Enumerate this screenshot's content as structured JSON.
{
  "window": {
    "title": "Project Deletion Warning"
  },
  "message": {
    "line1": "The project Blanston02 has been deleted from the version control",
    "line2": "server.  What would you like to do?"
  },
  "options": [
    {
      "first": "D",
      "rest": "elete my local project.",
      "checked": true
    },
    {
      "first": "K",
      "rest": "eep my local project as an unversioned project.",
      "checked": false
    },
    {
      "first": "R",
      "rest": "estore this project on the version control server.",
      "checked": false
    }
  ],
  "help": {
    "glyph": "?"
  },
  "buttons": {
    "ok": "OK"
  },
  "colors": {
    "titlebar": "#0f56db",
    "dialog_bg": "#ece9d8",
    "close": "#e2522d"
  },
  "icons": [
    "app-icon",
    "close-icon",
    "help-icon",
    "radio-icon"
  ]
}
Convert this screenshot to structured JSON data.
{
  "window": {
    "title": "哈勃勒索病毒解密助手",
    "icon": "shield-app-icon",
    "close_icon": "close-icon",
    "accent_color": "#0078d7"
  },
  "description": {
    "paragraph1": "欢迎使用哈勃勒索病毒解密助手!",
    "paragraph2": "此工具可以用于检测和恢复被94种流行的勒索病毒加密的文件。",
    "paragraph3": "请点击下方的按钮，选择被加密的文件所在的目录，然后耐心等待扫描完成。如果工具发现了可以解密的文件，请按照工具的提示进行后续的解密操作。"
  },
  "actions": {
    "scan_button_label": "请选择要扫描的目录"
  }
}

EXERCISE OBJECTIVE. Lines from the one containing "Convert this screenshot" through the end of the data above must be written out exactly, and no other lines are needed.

WRITTEN REPLY.
Convert this screenshot to structured JSON data.
{
  "window": {
    "title": "哈勃勒索病毒解密助手",
    "icon": "shield-app-icon",
    "close_icon": "close-icon",
    "accent_color": "#0078d7"
  },
  "description": {
    "paragraph1": "欢迎使用哈勃勒索病毒解密助手!",
    "paragraph2": "此工具可以用于检测和恢复被94种流行的勒索病毒加密的文件。",
    "paragraph3": "请点击下方的按钮，选择被加密的文件所在的目录，然后耐心等待扫描完成。如果工具发现了可以解密的文件，请按照工具的提示进行后续的解密操作。"
  },
  "actions": {
    "scan_button_label": "请选择要扫描的目录"
  }
}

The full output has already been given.